HOME AND HABITAT
The other day, the family was in the last throes of the final clean-up of Peg Gibson’s block on Terra Nova. The fires had taken the beautiful little mudbrick cottage, built with such care. We are preparing the block for Peg to sell. We were moving such materials that could be reclaimed to our family block where we are continuing the process of the long slow rebuild of our own house.
The grass was long, and we were preparing for a mow. We were moving bricks when Max called our attention to something, all but invisible, in the long grass. Exquisite and hanging like a lantern from a dried-out dock stalk. A small grass woven hollow ball lined with feathers. A nest. The birds had moved on leaving this ephemeral and fragile grace-note hanging on the web in which we are all enmeshed.
We’ve all been through a lot. Drought, Fires, Covid and visitors crowd our public and private spaces. Our fellow creatures, with whom we share our landscape, face constant life and species threatening interactions with us. I think one vital thing that emerges is how important having somewhere, safe and agreeable, to live is to all of us. If you, like me, suffered significant loses, whether material or peace of mind, in the Black Summer, notions of home will have been in the forefront of your minds. I have found that as the time has passed, in many ways, my feelings of loss have increased rather than decreased. Others have reported to me similar experiences.
With this in mind we, at Open Page, have come up with a project that we hope some of you will find agreeable.
Before I go on, perhaps some of you may need an explanation of what is ‘Open Page’? We are a nebulous collective of locals and ring-ins who share a passion for reading and writing and sharing. We host events, host a radio program on 3mgb, manage a website and publish and market books etc. We are particularly focused on our local South East Corner – Primarily Croajingolong and then Gippsland and the Bega Valley.
Last year, in this magazine, we made preliminary announcements about this project. Here are some reminders and added detail. We have titled the project: Creature Comforts – Home and Habitat. We hope to facilitate discussion and celebrate home in all its manifestations: from a fish in the weeds to The House on the Hill. All creatures, of which we are but one species, need somewhere to live unmolested and adequate to their needs.
Mabasha’s two books created an immensely valuable forum for us all to share out experiences of The Fires and their aftermath.
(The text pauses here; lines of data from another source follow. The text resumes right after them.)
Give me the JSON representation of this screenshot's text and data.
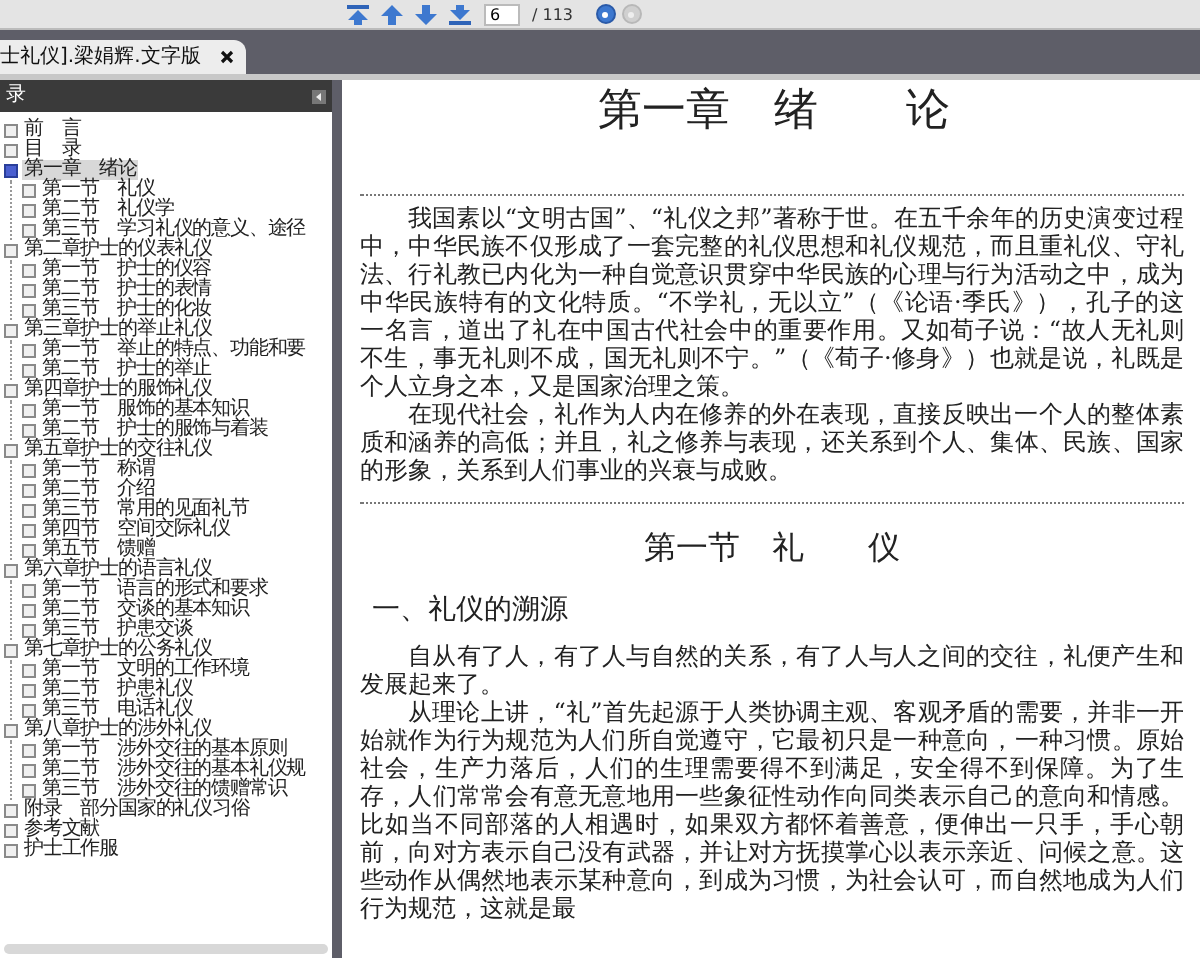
{
  "toolbar": {
    "page_input": "6",
    "page_total": "/ 113",
    "history": [
      {
        "disabled": false
      },
      {
        "disabled": true
      }
    ]
  },
  "tab": {
    "title": "士礼仪].梁娟辉.文字版"
  },
  "sidebar": {
    "title": "录",
    "items": [
      {
        "label": "前　言",
        "selected": false
      },
      {
        "label": "目　录",
        "selected": false
      },
      {
        "label": "第一章　绪论",
        "selected": true,
        "children": [
          {
            "label": "第一节　礼仪",
            "selected": false
          },
          {
            "label": "第二节　礼仪学",
            "selected": false
          },
          {
            "label": "第三节　学习礼仪的意义、途径",
            "selected": false
          }
        ]
      },
      {
        "label": "第二章护士的仪表礼仪",
        "selected": false,
        "children": [
          {
            "label": "第一节　护士的仪容",
            "selected": false
          },
          {
            "label": "第二节　护士的表情",
            "selected": false
          },
          {
            "label": "第三节　护士的化妆",
            "selected": false
          }
        ]
      },
      {
        "label": "第三章护士的举止礼仪",
        "selected": false,
        "children": [
          {
            "label": "第一节　举止的特点、功能和要",
            "selected": false
          },
          {
            "label": "第二节　护士的举止",
            "selected": false
          }
        ]
      },
      {
        "label": "第四章护士的服饰礼仪",
        "selected": false,
        "children": [
          {
            "label": "第一节　服饰的基本知识",
            "selected": false
          },
          {
            "label": "第二节　护士的服饰与着装",
            "selected": false
          }
        ]
      },
      {
        "label": "第五章护士的交往礼仪",
        "selected": false,
        "children": [
          {
            "label": "第一节　称谓",
            "selected": false
          },
          {
            "label": "第二节　介绍",
            "selected": false
          },
          {
            "label": "第三节　常用的见面礼节",
            "selected": false
          },
          {
            "label": "第四节　空间交际礼仪",
            "selected": false
          },
          {
            "label": "第五节　馈赠",
            "selected": false
          }
        ]
      },
      {
        "label": "第六章护士的语言礼仪",
        "selected": false,
        "children": [
          {
            "label": "第一节　语言的形式和要求",
            "selected": false
          },
          {
            "label": "第二节　交谈的基本知识",
            "selected": false
          },
          {
            "label": "第三节　护患交谈",
            "selected": false
          }
        ]
      },
      {
        "label": "第七章护士的公务礼仪",
        "selected": false,
        "children": [
          {
            "label": "第一节　文明的工作环境",
            "selected": false
          },
          {
            "label": "第二节　护患礼仪",
            "selected": false
          },
          {
            "label": "第三节　电话礼仪",
            "selected": false
          }
        ]
      },
      {
        "label": "第八章护士的涉外礼仪",
        "selected": false,
        "children": [
          {
            "label": "第一节　涉外交往的基本原则",
            "selected": false
          },
          {
            "label": "第二节　涉外交往的基本礼仪规",
            "selected": false
          },
          {
            "label": "第三节　涉外交往的馈赠常识",
            "selected": false
          }
        ]
      },
      {
        "label": "附录　部分国家的礼仪习俗",
        "selected": false
      },
      {
        "label": "参考文献",
        "selected": false
      },
      {
        "label": "护士工作服",
        "selected": false
      }
    ]
  },
  "page": {
    "chapter_title": "第一章　绪　　论",
    "intro": [
      "我国素以“文明古国”、“礼仪之邦”著称于世。在五千余年的历史演变过程中，中华民族不仅形成了一套完整的礼仪思想和礼仪规范，而且重礼仪、守礼法、行礼教已内化为一种自觉意识贯穿中华民族的心理与行为活动之中，成为中华民族特有的文化特质。“不学礼，无以立”（《论语·季氏》），孔子的这一名言，道出了礼在中国古代社会中的重要作用。又如荀子说：“故人无礼则不生，事无礼则不成，国无礼则不宁。”（《荀子·修身》）也就是说，礼既是个人立身之本，又是国家治理之策。",
      "在现代社会，礼作为人内在修养的外在表现，直接反映出一个人的整体素质和涵养的高低；并且，礼之修养与表现，还关系到个人、集体、民族、国家的形象，关系到人们事业的兴衰与成败。"
    ],
    "section_title": "第一节　礼　　仪",
    "subsection_title": "一、礼仪的溯源",
    "paragraphs": [
      "自从有了人，有了人与自然的关系，有了人与人之间的交往，礼便产生和发展起来了。",
      "从理论上讲，“礼”首先起源于人类协调主观、客观矛盾的需要，并非一开始就作为行为规范为人们所自觉遵守，它最初只是一种意向，一种习惯。原始社会，生产力落后，人们的生理需要得不到满足，安全得不到保障。为了生存，人们常常会有意无意地用一些象征性动作向同类表示自己的意向和情感。比如当不同部落的人相遇时，如果双方都怀着善意，便伸出一只手，手心朝前，向对方表示自己没有武器，并让对方抚摸掌心以表示亲近、问候之意。这些动作从偶然地表示某种意向，到成为习惯，为社会认可，而自然地成为人们行为规范，这就是最"
    ]
  }
}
We wish to continue the work by focusing and reflecting on the meanings and permutations of ‘Home’.
This year we are presenting a number of ‘Happenings’.
Our radio program Open Page, Friday 11.00 ‘til 1.30, hosted by Kate Jackson and Myself, features discussions of books that have caught our attention (especially from our Community Bookshop), presentation of local writings – ‘500 by Friday’ and discussions, guests, music themed around ‘Creature Comforts – Home and Habitat’. These discussions will include contemporary issues of housing, building, local fauna, furnishings, furniture and comfort food.
Of Course – our Community Bookshop (In partnership with Reclink) open Friday from 12.00 ‘til 5.00 and Saturday from 11.00 ‘til 4.00. A home for book nerds and people seeking companionship, tea, coffee, and cake hosted by Kate and Stephen.
An exhibition of art pieces and the written word at our Gallery to open just after Easter. We are giving you the opportunity to create work around the theme – Creature Comfort – Home and Habitat. We encourage responses including painted furniture, knitted nests, drawings, prints, paintings, photographs and decorated manuscripts.
Creation of an ephemeral installation/sculpture of a nest and inhabitants in the Gallery outdoor space. Details TBA.
The resumption of our Easter Mural Event No 5 (Last with us in 2019 – I think you will agree that a bit has happened in the intervening time) which will also probably happen at The Gallery.
Following up on our previous Spoken Word Events with Gabrielle Journey Jones in November and Hot Tubs in January A Spoken Word/Music Event at The Muddie in the weekend after Easter, (program TBA). There will be others throughout the year.
On the website pyrren.com we will be collecting written work, graphics and photos with the view to create a local anthology to be published for Christmas 2023.
So, there you go. Something for everyone.
Check out our website – pyrren.com , it’s very thin on the ground at the moment waiting to be filed with content this year. Email to firstname.lastname@example.org
Keep an eye out in The Mouth and your inbox for further info.
Don Ashby, Kate Jackson and all at Open Page.
The First East Gippslanders
The Kurnai or Gunnai, comprised of five clans and their people once lived in the area around Orbost, west through East Gippsland and as far north as the source of the Murray and Mitta Mitta Rivers.
The Bidwell or Bidiwilli tribe lived throughout the area east of the Snowy River and up onto the Monaro High Plains of NSW. The early white explorers were very dependent on the intimate knowledge these people had of the country. Their only reward however, was persecution. In 1838 over 2,000 Gunnai were living in East Gippsland. By 1858, only 80 survived.eeg